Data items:

--------------------------------

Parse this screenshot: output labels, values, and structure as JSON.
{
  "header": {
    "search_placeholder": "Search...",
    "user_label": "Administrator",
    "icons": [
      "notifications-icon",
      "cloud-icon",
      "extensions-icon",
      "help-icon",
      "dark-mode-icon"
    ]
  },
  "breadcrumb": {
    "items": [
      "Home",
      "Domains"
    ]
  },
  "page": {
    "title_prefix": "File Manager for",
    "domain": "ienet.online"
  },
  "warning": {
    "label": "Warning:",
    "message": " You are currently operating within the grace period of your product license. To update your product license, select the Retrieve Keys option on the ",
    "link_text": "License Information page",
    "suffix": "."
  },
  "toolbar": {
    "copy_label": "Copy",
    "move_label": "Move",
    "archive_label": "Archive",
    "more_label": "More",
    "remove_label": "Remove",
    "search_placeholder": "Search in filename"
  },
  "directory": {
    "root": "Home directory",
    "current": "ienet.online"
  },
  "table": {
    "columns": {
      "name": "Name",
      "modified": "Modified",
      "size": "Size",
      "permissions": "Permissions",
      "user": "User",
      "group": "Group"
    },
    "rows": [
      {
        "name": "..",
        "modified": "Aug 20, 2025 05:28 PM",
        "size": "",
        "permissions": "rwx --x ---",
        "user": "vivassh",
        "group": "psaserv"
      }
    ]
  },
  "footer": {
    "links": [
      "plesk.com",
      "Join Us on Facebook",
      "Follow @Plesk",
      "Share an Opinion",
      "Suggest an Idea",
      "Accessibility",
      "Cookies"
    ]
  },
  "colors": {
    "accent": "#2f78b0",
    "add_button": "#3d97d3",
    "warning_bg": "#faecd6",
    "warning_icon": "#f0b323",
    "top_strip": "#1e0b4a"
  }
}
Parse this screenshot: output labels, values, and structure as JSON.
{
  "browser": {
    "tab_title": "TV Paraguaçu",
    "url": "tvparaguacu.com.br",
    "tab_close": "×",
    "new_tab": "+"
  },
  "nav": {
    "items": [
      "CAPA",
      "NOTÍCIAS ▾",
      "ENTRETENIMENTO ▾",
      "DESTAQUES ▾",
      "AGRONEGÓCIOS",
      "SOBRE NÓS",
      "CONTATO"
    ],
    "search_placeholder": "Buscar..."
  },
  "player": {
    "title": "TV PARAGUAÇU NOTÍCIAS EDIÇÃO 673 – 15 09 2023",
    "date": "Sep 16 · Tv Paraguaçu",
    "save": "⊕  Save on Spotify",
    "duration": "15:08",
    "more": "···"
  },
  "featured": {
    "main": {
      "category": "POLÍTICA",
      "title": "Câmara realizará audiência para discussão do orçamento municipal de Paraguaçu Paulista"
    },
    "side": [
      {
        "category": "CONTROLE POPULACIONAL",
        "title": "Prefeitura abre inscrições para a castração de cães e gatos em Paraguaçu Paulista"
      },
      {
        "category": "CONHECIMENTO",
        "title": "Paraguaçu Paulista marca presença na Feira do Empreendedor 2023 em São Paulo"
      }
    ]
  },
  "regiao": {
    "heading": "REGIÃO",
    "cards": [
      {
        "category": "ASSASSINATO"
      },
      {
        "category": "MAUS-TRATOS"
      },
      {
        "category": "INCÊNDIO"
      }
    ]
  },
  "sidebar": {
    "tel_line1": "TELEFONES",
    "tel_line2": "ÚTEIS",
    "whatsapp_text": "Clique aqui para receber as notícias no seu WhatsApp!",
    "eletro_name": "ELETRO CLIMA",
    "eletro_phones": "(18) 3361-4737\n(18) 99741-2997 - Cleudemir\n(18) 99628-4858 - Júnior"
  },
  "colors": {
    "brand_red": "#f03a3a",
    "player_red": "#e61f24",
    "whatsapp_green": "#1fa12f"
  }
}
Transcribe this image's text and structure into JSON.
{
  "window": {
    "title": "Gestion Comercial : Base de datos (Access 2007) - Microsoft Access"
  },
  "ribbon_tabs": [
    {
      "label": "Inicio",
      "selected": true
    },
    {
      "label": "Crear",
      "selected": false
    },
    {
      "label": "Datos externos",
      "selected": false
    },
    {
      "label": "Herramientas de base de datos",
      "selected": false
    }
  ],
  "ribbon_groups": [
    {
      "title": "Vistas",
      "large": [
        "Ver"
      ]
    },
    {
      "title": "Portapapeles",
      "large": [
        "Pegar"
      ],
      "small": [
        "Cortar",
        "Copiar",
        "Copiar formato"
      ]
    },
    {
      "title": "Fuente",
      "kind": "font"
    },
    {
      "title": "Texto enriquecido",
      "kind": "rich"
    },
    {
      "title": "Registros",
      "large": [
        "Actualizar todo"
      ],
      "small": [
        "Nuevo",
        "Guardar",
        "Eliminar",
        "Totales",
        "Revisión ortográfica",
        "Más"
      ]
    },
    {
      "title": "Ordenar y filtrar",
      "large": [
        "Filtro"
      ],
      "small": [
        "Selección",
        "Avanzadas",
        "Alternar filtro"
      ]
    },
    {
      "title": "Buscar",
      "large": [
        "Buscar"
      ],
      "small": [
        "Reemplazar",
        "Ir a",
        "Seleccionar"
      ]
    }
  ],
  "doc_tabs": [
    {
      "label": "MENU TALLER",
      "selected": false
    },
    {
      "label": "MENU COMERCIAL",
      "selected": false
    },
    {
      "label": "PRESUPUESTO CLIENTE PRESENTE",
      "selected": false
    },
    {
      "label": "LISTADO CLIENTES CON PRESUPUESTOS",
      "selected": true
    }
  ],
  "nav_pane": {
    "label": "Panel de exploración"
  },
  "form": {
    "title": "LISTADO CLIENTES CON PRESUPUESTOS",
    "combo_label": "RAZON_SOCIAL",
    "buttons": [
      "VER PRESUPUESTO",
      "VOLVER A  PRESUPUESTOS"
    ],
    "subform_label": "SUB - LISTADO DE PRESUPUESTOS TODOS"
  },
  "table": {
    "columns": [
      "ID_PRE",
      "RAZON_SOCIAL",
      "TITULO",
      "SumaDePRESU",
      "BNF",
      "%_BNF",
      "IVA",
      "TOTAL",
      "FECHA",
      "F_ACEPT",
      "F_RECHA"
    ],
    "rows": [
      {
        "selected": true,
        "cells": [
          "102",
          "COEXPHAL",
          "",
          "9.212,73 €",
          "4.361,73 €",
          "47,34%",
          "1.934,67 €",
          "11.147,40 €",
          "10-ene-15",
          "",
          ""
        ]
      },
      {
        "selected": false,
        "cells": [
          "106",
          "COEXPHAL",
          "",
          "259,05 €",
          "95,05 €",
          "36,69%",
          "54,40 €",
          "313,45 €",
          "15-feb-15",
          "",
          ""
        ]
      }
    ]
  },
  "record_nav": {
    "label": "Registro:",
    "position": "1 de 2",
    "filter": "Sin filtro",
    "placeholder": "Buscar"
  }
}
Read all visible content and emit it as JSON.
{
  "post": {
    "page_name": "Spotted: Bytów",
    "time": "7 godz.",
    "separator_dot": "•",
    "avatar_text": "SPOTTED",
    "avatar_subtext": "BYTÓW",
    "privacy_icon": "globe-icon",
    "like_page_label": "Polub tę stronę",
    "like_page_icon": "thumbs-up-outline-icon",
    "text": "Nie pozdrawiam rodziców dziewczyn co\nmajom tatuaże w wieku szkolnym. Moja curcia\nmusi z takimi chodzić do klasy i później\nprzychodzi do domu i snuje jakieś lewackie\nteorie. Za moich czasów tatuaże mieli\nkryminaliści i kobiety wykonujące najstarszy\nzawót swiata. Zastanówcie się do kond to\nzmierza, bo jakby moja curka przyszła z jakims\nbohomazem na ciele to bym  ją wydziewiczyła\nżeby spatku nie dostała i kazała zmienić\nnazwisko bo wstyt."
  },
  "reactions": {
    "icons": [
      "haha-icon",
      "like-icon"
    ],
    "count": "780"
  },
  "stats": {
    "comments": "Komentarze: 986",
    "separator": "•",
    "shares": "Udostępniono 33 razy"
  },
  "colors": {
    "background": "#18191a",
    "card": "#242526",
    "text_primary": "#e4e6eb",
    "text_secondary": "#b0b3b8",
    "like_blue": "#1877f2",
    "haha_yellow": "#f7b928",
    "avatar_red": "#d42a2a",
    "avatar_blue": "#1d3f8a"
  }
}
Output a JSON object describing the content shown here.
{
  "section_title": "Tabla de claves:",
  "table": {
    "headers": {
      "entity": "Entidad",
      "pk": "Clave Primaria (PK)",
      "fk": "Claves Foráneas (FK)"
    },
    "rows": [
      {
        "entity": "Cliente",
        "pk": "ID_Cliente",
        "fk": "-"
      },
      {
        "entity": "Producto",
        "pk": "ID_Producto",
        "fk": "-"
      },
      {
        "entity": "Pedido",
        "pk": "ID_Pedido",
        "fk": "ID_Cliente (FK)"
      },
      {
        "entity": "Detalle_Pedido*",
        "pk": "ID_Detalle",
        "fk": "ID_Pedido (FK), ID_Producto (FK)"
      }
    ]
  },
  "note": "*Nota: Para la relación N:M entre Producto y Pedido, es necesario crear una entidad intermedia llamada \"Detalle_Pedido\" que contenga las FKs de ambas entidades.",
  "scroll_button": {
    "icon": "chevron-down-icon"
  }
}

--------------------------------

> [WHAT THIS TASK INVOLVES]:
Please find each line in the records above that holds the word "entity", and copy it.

> [RESPONSE TO THE EXERCISE]:
      "entity": "Entidad",
        "entity": "Cliente",
        "entity": "Producto",
        "entity": "Pedido",
        "entity": "Detalle_Pedido*",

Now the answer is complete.